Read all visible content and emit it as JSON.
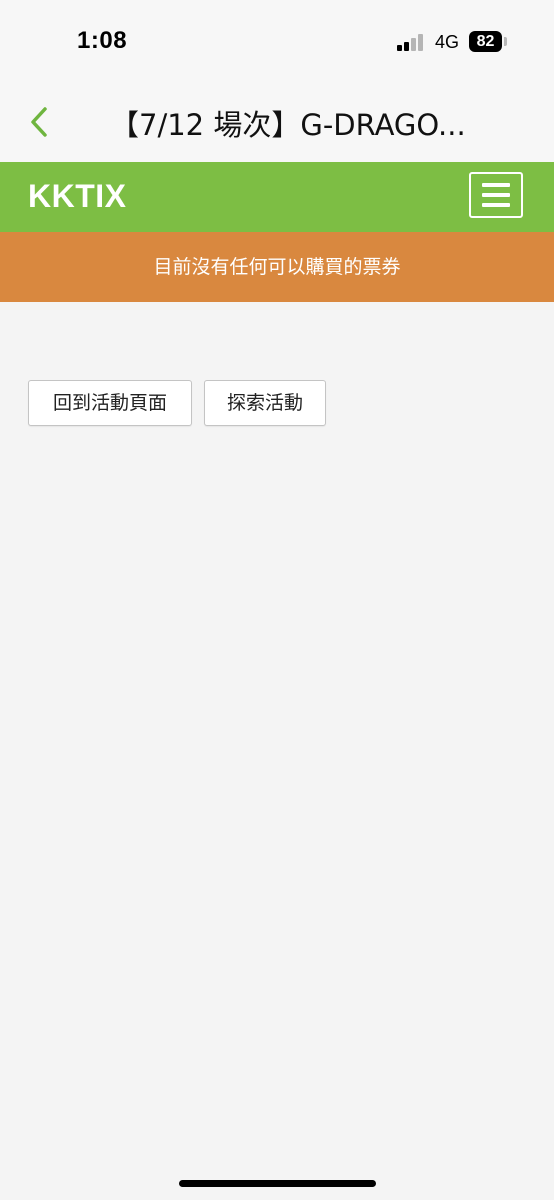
{
  "status_bar": {
    "time": "1:08",
    "network": "4G",
    "battery": "82",
    "signal_bars_active": 2
  },
  "header": {
    "title": "【7/12 場次】G-DRAGO..."
  },
  "brand": {
    "logo": "KKTIX",
    "color": "#7dbe44"
  },
  "alert": {
    "message": "目前沒有任何可以購買的票券",
    "color": "#d9883f"
  },
  "actions": {
    "back_to_event": "回到活動頁面",
    "explore_events": "探索活動"
  },
  "icons": {
    "back": "chevron-left-icon",
    "menu": "hamburger-menu-icon"
  }
}
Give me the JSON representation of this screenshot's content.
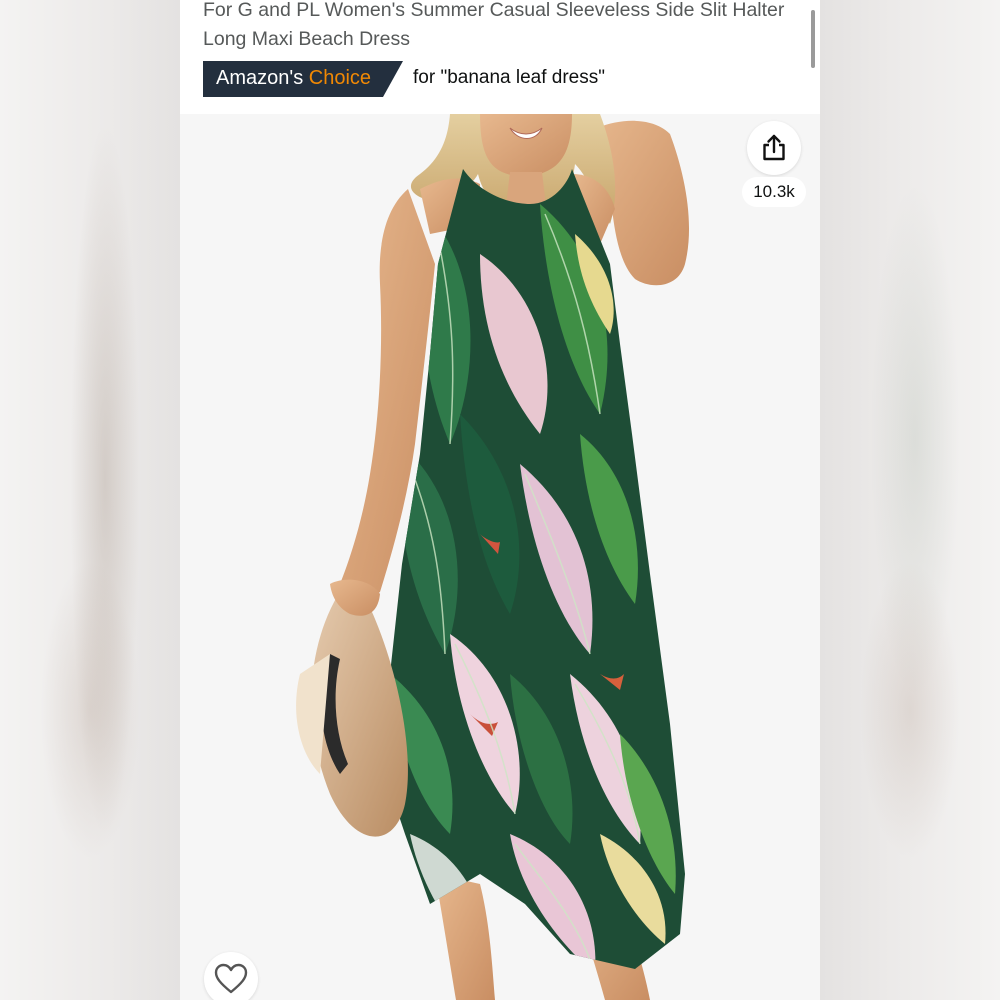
{
  "product": {
    "title": "For G and PL Women's Summer Casual Sleeveless Side Slit Halter Long Maxi Beach Dress"
  },
  "badge": {
    "label_prefix": "Amazon's",
    "label_accent": "Choice",
    "query": "for \"banana leaf dress\"",
    "bg_color": "#232f3e",
    "accent_color": "#f08804"
  },
  "share": {
    "icon": "share-icon",
    "count": "10.3k"
  },
  "favorite": {
    "icon": "heart-icon"
  },
  "image": {
    "alt": "Model wearing green banana leaf print halter maxi dress holding a straw hat"
  }
}
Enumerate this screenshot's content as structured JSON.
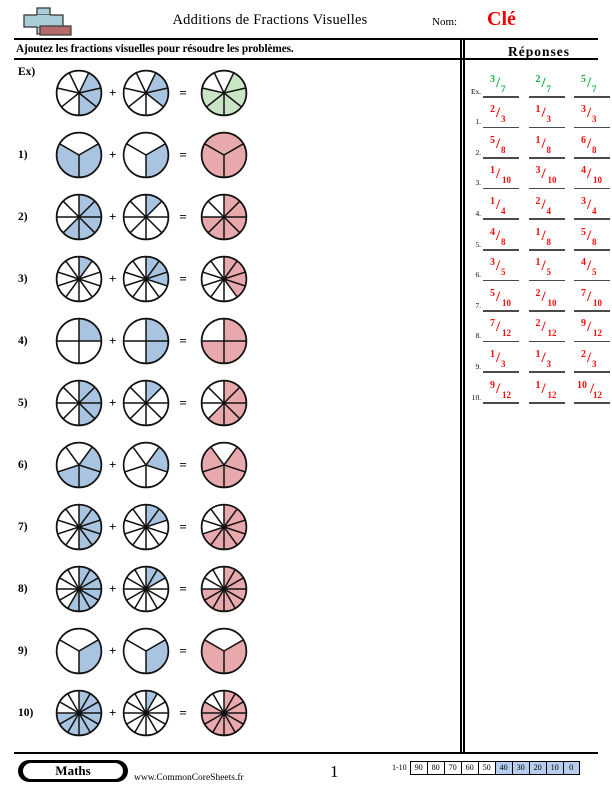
{
  "header": {
    "title": "Additions de Fractions Visuelles",
    "name_label": "Nom:",
    "name_value": "Clé",
    "instructions": "Ajoutez les fractions visuelles pour résoudre les problèmes.",
    "logo_name": "plus-sign-logo"
  },
  "answers": {
    "heading": "Réponses",
    "rows": [
      {
        "label": "Ex.",
        "color": "green",
        "cells": [
          {
            "num": "3",
            "den": "7"
          },
          {
            "num": "2",
            "den": "7"
          },
          {
            "num": "5",
            "den": "7"
          }
        ]
      },
      {
        "label": "1.",
        "color": "red",
        "cells": [
          {
            "num": "2",
            "den": "3"
          },
          {
            "num": "1",
            "den": "3"
          },
          {
            "num": "3",
            "den": "3"
          }
        ]
      },
      {
        "label": "2.",
        "color": "red",
        "cells": [
          {
            "num": "5",
            "den": "8"
          },
          {
            "num": "1",
            "den": "8"
          },
          {
            "num": "6",
            "den": "8"
          }
        ]
      },
      {
        "label": "3.",
        "color": "red",
        "cells": [
          {
            "num": "1",
            "den": "10"
          },
          {
            "num": "3",
            "den": "10"
          },
          {
            "num": "4",
            "den": "10"
          }
        ]
      },
      {
        "label": "4.",
        "color": "red",
        "cells": [
          {
            "num": "1",
            "den": "4"
          },
          {
            "num": "2",
            "den": "4"
          },
          {
            "num": "3",
            "den": "4"
          }
        ]
      },
      {
        "label": "5.",
        "color": "red",
        "cells": [
          {
            "num": "4",
            "den": "8"
          },
          {
            "num": "1",
            "den": "8"
          },
          {
            "num": "5",
            "den": "8"
          }
        ]
      },
      {
        "label": "6.",
        "color": "red",
        "cells": [
          {
            "num": "3",
            "den": "5"
          },
          {
            "num": "1",
            "den": "5"
          },
          {
            "num": "4",
            "den": "5"
          }
        ]
      },
      {
        "label": "7.",
        "color": "red",
        "cells": [
          {
            "num": "5",
            "den": "10"
          },
          {
            "num": "2",
            "den": "10"
          },
          {
            "num": "7",
            "den": "10"
          }
        ]
      },
      {
        "label": "8.",
        "color": "red",
        "cells": [
          {
            "num": "7",
            "den": "12"
          },
          {
            "num": "2",
            "den": "12"
          },
          {
            "num": "9",
            "den": "12"
          }
        ]
      },
      {
        "label": "9.",
        "color": "red",
        "cells": [
          {
            "num": "1",
            "den": "3"
          },
          {
            "num": "1",
            "den": "3"
          },
          {
            "num": "2",
            "den": "3"
          }
        ]
      },
      {
        "label": "10.",
        "color": "red",
        "cells": [
          {
            "num": "9",
            "den": "12"
          },
          {
            "num": "1",
            "den": "12"
          },
          {
            "num": "10",
            "den": "12"
          }
        ]
      }
    ]
  },
  "problems": [
    {
      "label": "Ex)",
      "denominator": 7,
      "a": 3,
      "b": 2,
      "sum": 5,
      "result_color": "green",
      "start_offset": 0.5,
      "size": 48
    },
    {
      "label": "1)",
      "denominator": 3,
      "a": 2,
      "b": 1,
      "sum": 3,
      "result_color": "pink",
      "start_offset": 0.5,
      "size": 48
    },
    {
      "label": "2)",
      "denominator": 8,
      "a": 5,
      "b": 1,
      "sum": 6,
      "result_color": "pink",
      "start_offset": 0,
      "size": 48
    },
    {
      "label": "3)",
      "denominator": 10,
      "a": 1,
      "b": 3,
      "sum": 4,
      "result_color": "pink",
      "start_offset": 0,
      "size": 48
    },
    {
      "label": "4)",
      "denominator": 4,
      "a": 1,
      "b": 2,
      "sum": 3,
      "result_color": "pink",
      "start_offset": 0,
      "size": 48
    },
    {
      "label": "5)",
      "denominator": 8,
      "a": 4,
      "b": 1,
      "sum": 5,
      "result_color": "pink",
      "start_offset": 0,
      "size": 48
    },
    {
      "label": "6)",
      "denominator": 5,
      "a": 3,
      "b": 1,
      "sum": 4,
      "result_color": "pink",
      "start_offset": 0.5,
      "size": 48
    },
    {
      "label": "7)",
      "denominator": 10,
      "a": 5,
      "b": 2,
      "sum": 7,
      "result_color": "pink",
      "start_offset": 0,
      "size": 48
    },
    {
      "label": "8)",
      "denominator": 12,
      "a": 7,
      "b": 2,
      "sum": 9,
      "result_color": "pink",
      "start_offset": 0,
      "size": 48
    },
    {
      "label": "9)",
      "denominator": 3,
      "a": 1,
      "b": 1,
      "sum": 2,
      "result_color": "pink",
      "start_offset": 0.5,
      "size": 48
    },
    {
      "label": "10)",
      "denominator": 12,
      "a": 9,
      "b": 1,
      "sum": 10,
      "result_color": "pink",
      "start_offset": 0,
      "size": 48
    }
  ],
  "operators": {
    "plus": "+",
    "equals": "="
  },
  "colors": {
    "blue_fill": "#a8c4e0",
    "pink_fill": "#e8a9ad",
    "green_fill": "#c9e5c6",
    "answer_red": "#f60c0c",
    "answer_green": "#11b341",
    "scale_highlight": "#b6cdee",
    "logo_blue": "#a8cdd6",
    "logo_red": "#b56a6a"
  },
  "footer": {
    "brand": "Maths",
    "site": "www.CommonCoreSheets.fr",
    "page_number": "1",
    "scale_range": "1-10",
    "scale_values": [
      "90",
      "80",
      "70",
      "60",
      "50",
      "40",
      "30",
      "20",
      "10",
      "0"
    ],
    "scale_highlight_from_index": 5
  }
}
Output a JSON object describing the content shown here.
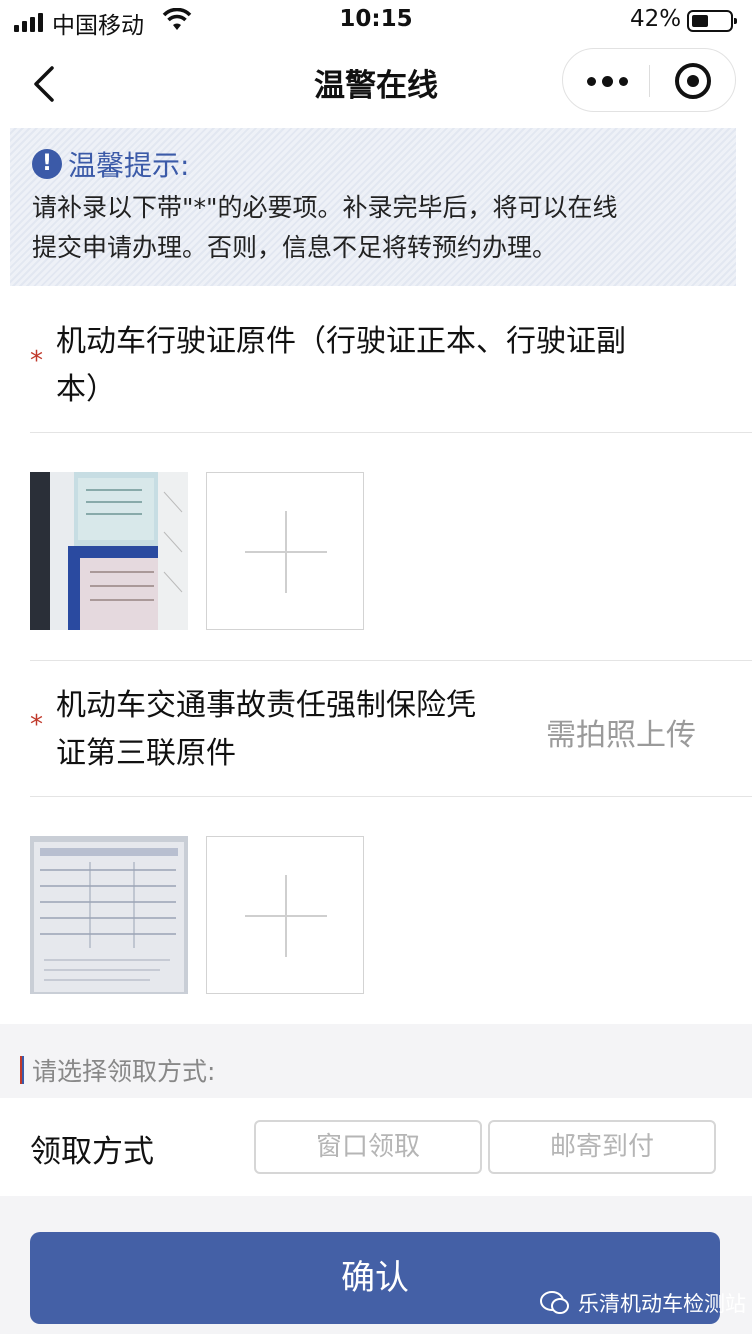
{
  "status_bar": {
    "carrier": "中国移动",
    "time": "10:15",
    "battery": "42%"
  },
  "nav": {
    "title": "温警在线",
    "back_icon": "chevron-left-icon",
    "more_icon": "more-dots-icon",
    "close_icon": "target-circle-icon"
  },
  "tip": {
    "title": "温馨提示:",
    "line1": "请补录以下带\"*\"的必要项。补录完毕后，将可以在线",
    "line2": "提交申请办理。否则，信息不足将转预约办理。"
  },
  "section1": {
    "star": "*",
    "label_line1": "机动车行驶证原件（行驶证正本、行驶证副",
    "label_line2": "本）"
  },
  "section2": {
    "star": "*",
    "label_line1": "机动车交通事故责任强制保险凭",
    "label_line2": "证第三联原件",
    "hint": "需拍照上传"
  },
  "pickup": {
    "title": "请选择领取方式:",
    "label": "领取方式",
    "options": [
      "窗口领取",
      "邮寄到付"
    ]
  },
  "confirm_label": "确认",
  "watermark": "乐清机动车检测站",
  "colors": {
    "accent": "#4460a6",
    "tip_text": "#3b5aa8",
    "required": "#c0392b"
  }
}
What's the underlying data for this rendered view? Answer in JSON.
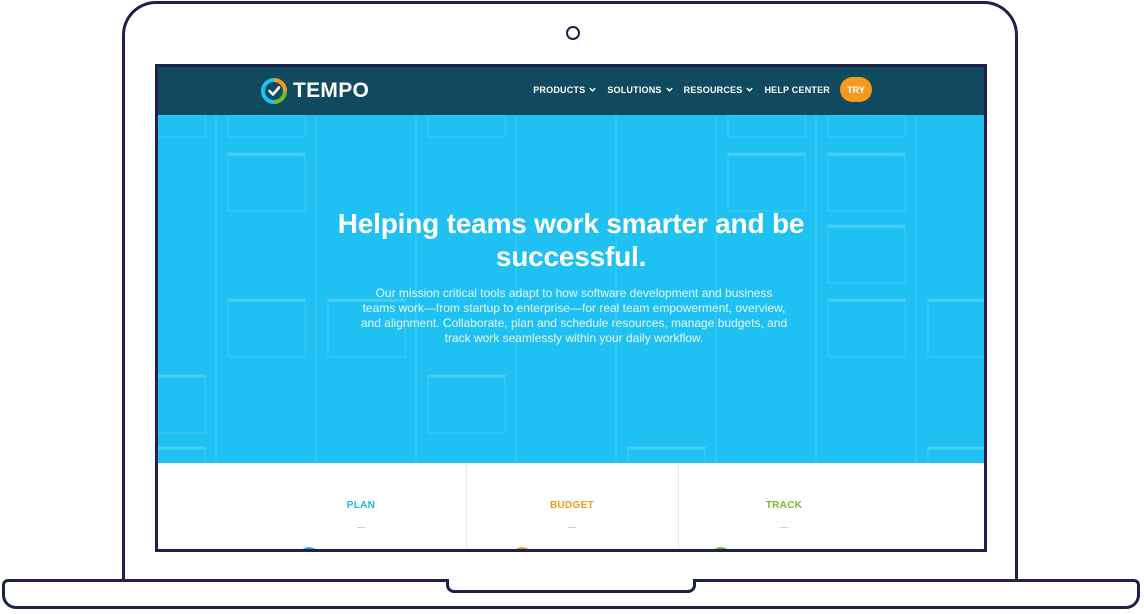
{
  "header": {
    "logo_text": "TEMPO",
    "nav_items": [
      {
        "label": "PRODUCTS",
        "icon": "chevron-down-icon"
      },
      {
        "label": "SOLUTIONS",
        "icon": "chevron-down-icon"
      },
      {
        "label": "RESOURCES",
        "icon": "chevron-down-icon"
      },
      {
        "label": "HELP CENTER"
      }
    ],
    "try_label": "TRY"
  },
  "hero": {
    "title_line1": "Helping teams work smarter and be",
    "title_line2": "successful.",
    "description": "Our mission critical tools adapt to how software development and business teams work—from startup to enterprise—for real team empowerment, overview, and alignment. Collaborate, plan and schedule resources, manage budgets, and track work seamlessly within your daily workflow."
  },
  "features": [
    {
      "label": "PLAN",
      "color": "#1eb6ea"
    },
    {
      "label": "BUDGET",
      "color": "#f39a1f"
    },
    {
      "label": "TRACK",
      "color": "#72be2c"
    }
  ],
  "colors": {
    "navbar": "#114a5e",
    "hero": "#1ec1f2",
    "accent": "#f39a1f",
    "frame": "#1e2149"
  }
}
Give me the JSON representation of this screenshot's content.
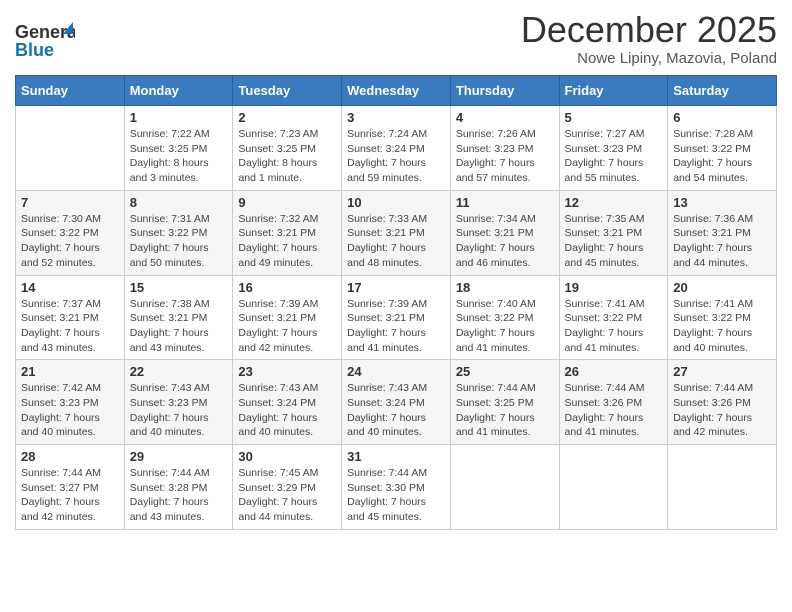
{
  "logo": {
    "line1": "General",
    "line2": "Blue"
  },
  "title": "December 2025",
  "location": "Nowe Lipiny, Mazovia, Poland",
  "days_header": [
    "Sunday",
    "Monday",
    "Tuesday",
    "Wednesday",
    "Thursday",
    "Friday",
    "Saturday"
  ],
  "weeks": [
    [
      {
        "day": "",
        "info": ""
      },
      {
        "day": "1",
        "info": "Sunrise: 7:22 AM\nSunset: 3:25 PM\nDaylight: 8 hours\nand 3 minutes."
      },
      {
        "day": "2",
        "info": "Sunrise: 7:23 AM\nSunset: 3:25 PM\nDaylight: 8 hours\nand 1 minute."
      },
      {
        "day": "3",
        "info": "Sunrise: 7:24 AM\nSunset: 3:24 PM\nDaylight: 7 hours\nand 59 minutes."
      },
      {
        "day": "4",
        "info": "Sunrise: 7:26 AM\nSunset: 3:23 PM\nDaylight: 7 hours\nand 57 minutes."
      },
      {
        "day": "5",
        "info": "Sunrise: 7:27 AM\nSunset: 3:23 PM\nDaylight: 7 hours\nand 55 minutes."
      },
      {
        "day": "6",
        "info": "Sunrise: 7:28 AM\nSunset: 3:22 PM\nDaylight: 7 hours\nand 54 minutes."
      }
    ],
    [
      {
        "day": "7",
        "info": "Sunrise: 7:30 AM\nSunset: 3:22 PM\nDaylight: 7 hours\nand 52 minutes."
      },
      {
        "day": "8",
        "info": "Sunrise: 7:31 AM\nSunset: 3:22 PM\nDaylight: 7 hours\nand 50 minutes."
      },
      {
        "day": "9",
        "info": "Sunrise: 7:32 AM\nSunset: 3:21 PM\nDaylight: 7 hours\nand 49 minutes."
      },
      {
        "day": "10",
        "info": "Sunrise: 7:33 AM\nSunset: 3:21 PM\nDaylight: 7 hours\nand 48 minutes."
      },
      {
        "day": "11",
        "info": "Sunrise: 7:34 AM\nSunset: 3:21 PM\nDaylight: 7 hours\nand 46 minutes."
      },
      {
        "day": "12",
        "info": "Sunrise: 7:35 AM\nSunset: 3:21 PM\nDaylight: 7 hours\nand 45 minutes."
      },
      {
        "day": "13",
        "info": "Sunrise: 7:36 AM\nSunset: 3:21 PM\nDaylight: 7 hours\nand 44 minutes."
      }
    ],
    [
      {
        "day": "14",
        "info": "Sunrise: 7:37 AM\nSunset: 3:21 PM\nDaylight: 7 hours\nand 43 minutes."
      },
      {
        "day": "15",
        "info": "Sunrise: 7:38 AM\nSunset: 3:21 PM\nDaylight: 7 hours\nand 43 minutes."
      },
      {
        "day": "16",
        "info": "Sunrise: 7:39 AM\nSunset: 3:21 PM\nDaylight: 7 hours\nand 42 minutes."
      },
      {
        "day": "17",
        "info": "Sunrise: 7:39 AM\nSunset: 3:21 PM\nDaylight: 7 hours\nand 41 minutes."
      },
      {
        "day": "18",
        "info": "Sunrise: 7:40 AM\nSunset: 3:22 PM\nDaylight: 7 hours\nand 41 minutes."
      },
      {
        "day": "19",
        "info": "Sunrise: 7:41 AM\nSunset: 3:22 PM\nDaylight: 7 hours\nand 41 minutes."
      },
      {
        "day": "20",
        "info": "Sunrise: 7:41 AM\nSunset: 3:22 PM\nDaylight: 7 hours\nand 40 minutes."
      }
    ],
    [
      {
        "day": "21",
        "info": "Sunrise: 7:42 AM\nSunset: 3:23 PM\nDaylight: 7 hours\nand 40 minutes."
      },
      {
        "day": "22",
        "info": "Sunrise: 7:43 AM\nSunset: 3:23 PM\nDaylight: 7 hours\nand 40 minutes."
      },
      {
        "day": "23",
        "info": "Sunrise: 7:43 AM\nSunset: 3:24 PM\nDaylight: 7 hours\nand 40 minutes."
      },
      {
        "day": "24",
        "info": "Sunrise: 7:43 AM\nSunset: 3:24 PM\nDaylight: 7 hours\nand 40 minutes."
      },
      {
        "day": "25",
        "info": "Sunrise: 7:44 AM\nSunset: 3:25 PM\nDaylight: 7 hours\nand 41 minutes."
      },
      {
        "day": "26",
        "info": "Sunrise: 7:44 AM\nSunset: 3:26 PM\nDaylight: 7 hours\nand 41 minutes."
      },
      {
        "day": "27",
        "info": "Sunrise: 7:44 AM\nSunset: 3:26 PM\nDaylight: 7 hours\nand 42 minutes."
      }
    ],
    [
      {
        "day": "28",
        "info": "Sunrise: 7:44 AM\nSunset: 3:27 PM\nDaylight: 7 hours\nand 42 minutes."
      },
      {
        "day": "29",
        "info": "Sunrise: 7:44 AM\nSunset: 3:28 PM\nDaylight: 7 hours\nand 43 minutes."
      },
      {
        "day": "30",
        "info": "Sunrise: 7:45 AM\nSunset: 3:29 PM\nDaylight: 7 hours\nand 44 minutes."
      },
      {
        "day": "31",
        "info": "Sunrise: 7:44 AM\nSunset: 3:30 PM\nDaylight: 7 hours\nand 45 minutes."
      },
      {
        "day": "",
        "info": ""
      },
      {
        "day": "",
        "info": ""
      },
      {
        "day": "",
        "info": ""
      }
    ]
  ]
}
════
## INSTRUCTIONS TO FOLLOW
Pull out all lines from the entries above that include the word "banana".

## RESULT
    "query": "for \"banana leaf dress\"",
    "alt": "Model wearing green banana leaf print halter maxi dress holding a straw hat"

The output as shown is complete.